As Effectrode states on their website, you may not even need “speaker emulation” when using the Direct Out, “just add some eq and a little reverb”. Speakers are essentially analog, mechanical filters, so if you’re recording in a pinch without access to a mic and speaker cab, recording from the Blackbird’s Direct Out and applying some EQ can yield results from solid to excellent, depending primarily on your mastery of EQ. Any fault in the recorded tones from the Direct Out are no fault of the pedal itself. Also, be aware that there’s something to be said about possibly noticing a lack of power amp feel by just running a preamp into a cab sim or EQ, but the tradeoff will often be a minor concern for the convenience the Blackbird offers.
Landing the Blackbird

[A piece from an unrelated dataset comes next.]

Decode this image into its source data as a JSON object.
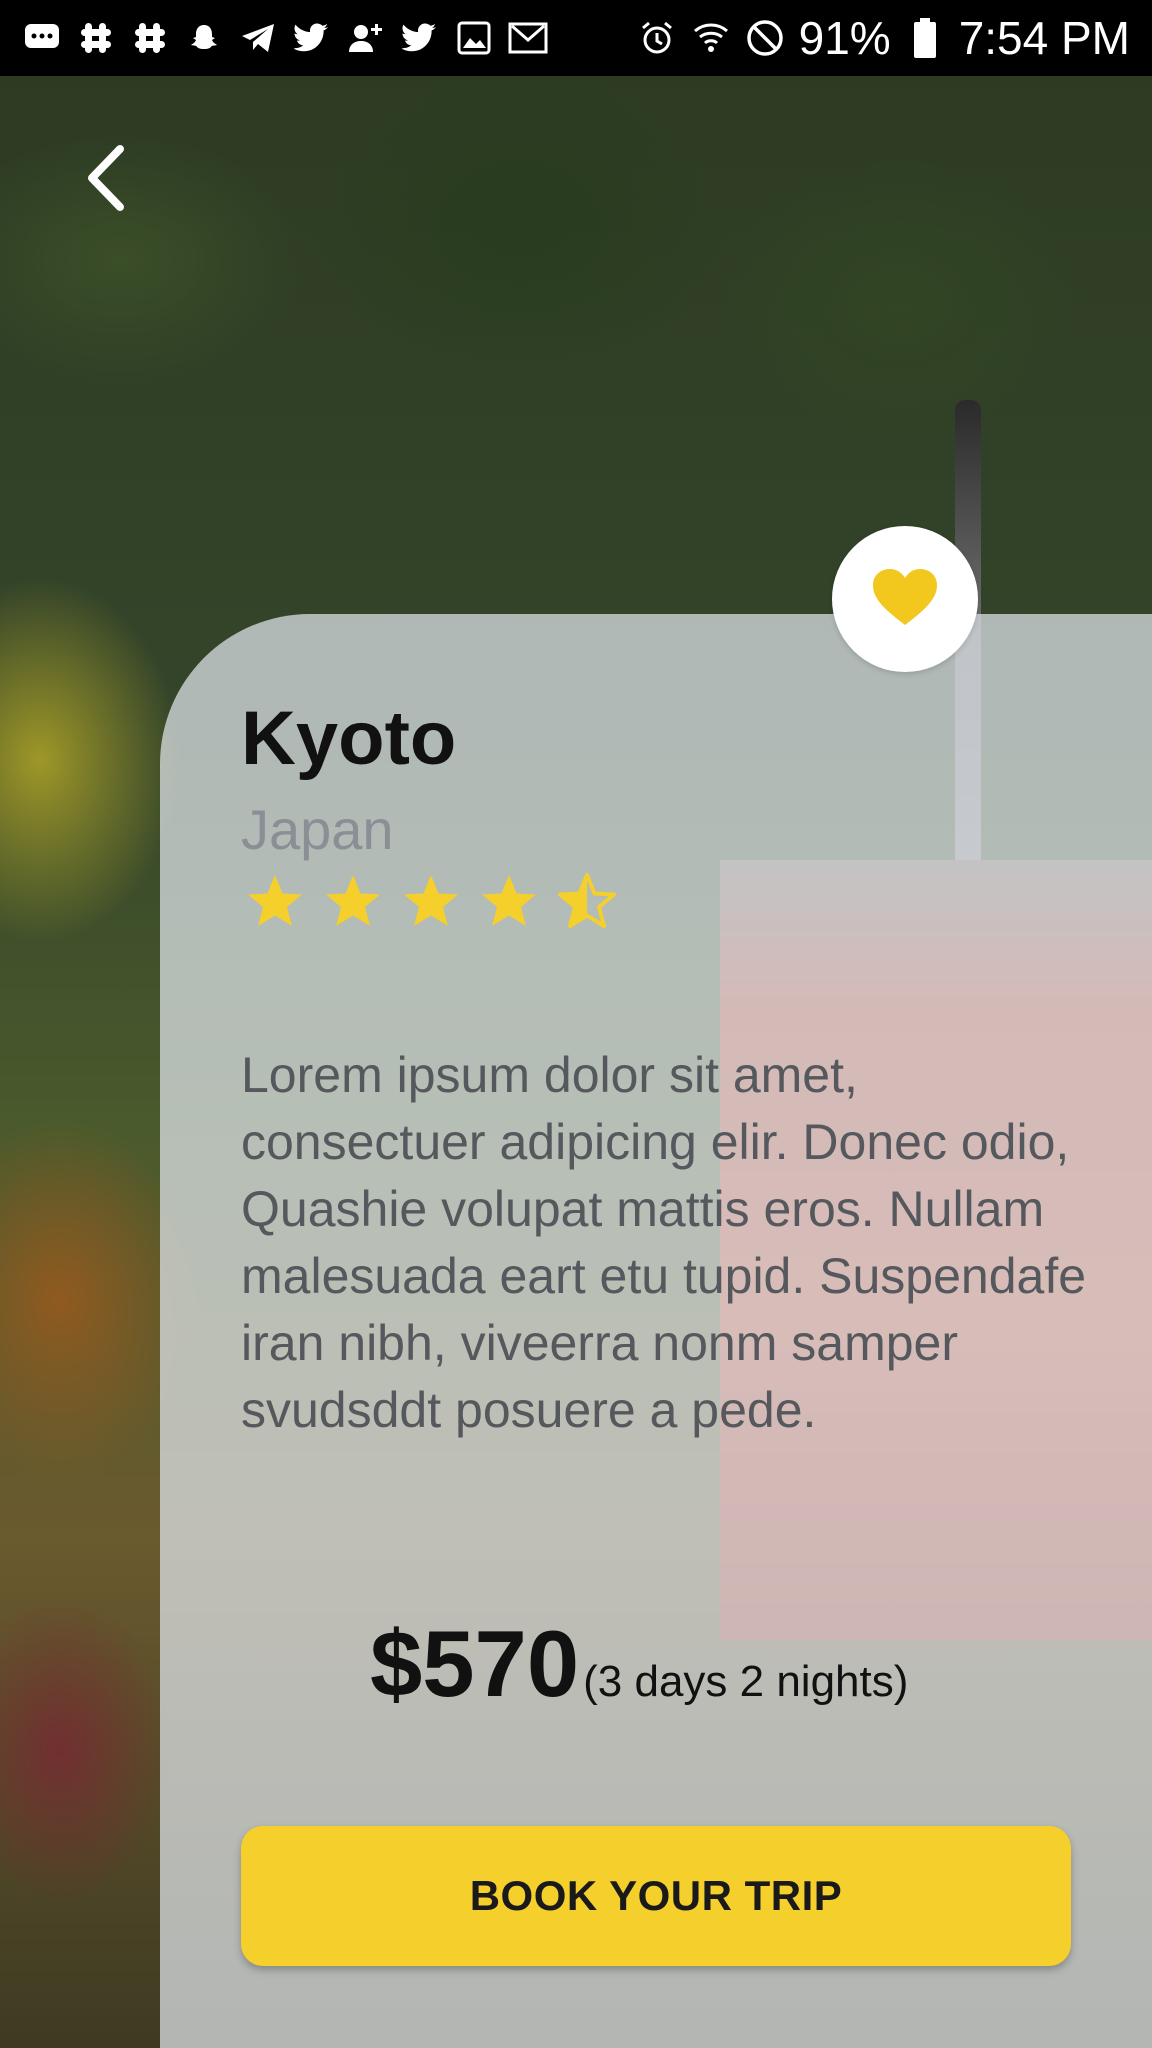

As we wrap this up, it is with regret that I can’t give you any feedback about switching the Blackbird’s tubes as I didn’t have any on-hand to test it with. I very much enjoy the stock JJ Electronic 12AX7s, and I imagine few guitarists will find them necessary to replace. The pedal sounds incredible as is. I did, however, make a few small tweaks to the internal bias while listening just to make the pedal sound a little tastier to my ears. If you’re a tone chaser with a small collection of vintage amp tubes, you can try swapping tubes for various 12AX7, 12AU7, 12AY7 and even 12AV7 and 12AT7’s if you’ve got them. You might find a way to make a great thing even better.
My only real concern as stated previously is that I’d like to see an option implemented to better help with balancing the Classic & Creamy modes’ output levels when switching between them. Also, I’d imagine some guitarists might like different Gain settings between Classic & Creamy modes; I personally like upping the Creamy’s Gain sometimes. To get a bit more creative with my wish-list, since I love the Creamy side so much, it would be nice if I could select between two different Gain and/or Volume levels. I’m really reaching here, and that’s not a complaint by any means. Just for having access to the pristine Clean Channel and even only one of the excellent Crunch Channel sounds, the Blackbird is a can’t miss pedal.
The Effectrode Blackbird is in a class of its own when it comes to real all-tube preamp pedals. The Clean Channel is an immaculate rendition of Blackface Fender tones. The Dumble inspired Crunch Channel is excellent in either Classic or Creamy mode. There’s plenty of tonal options to perfectly integrate the Blackbird into a rig with your favorite guitar and amp. You may even be tempted to leave the amp at home and seek out a cab-simulated solution for your Blackbird centered pedalboard or home recording setup. The transformer isolated output isn’t a mere novelty and adds indispensable flexibility for recording or signal routing. As I write this final paragraph, I’m stretching my memory to ensure this last statement is still accurate, but it seems safe to say. The Effectrode Blackbird is one of my personal top 5 favorite guitar pedals and gets my highest possible recommendation for any connoisseur of great guitar tone.
That concludes our Effectrode Blackbird SR-71 review. Thanks for reading.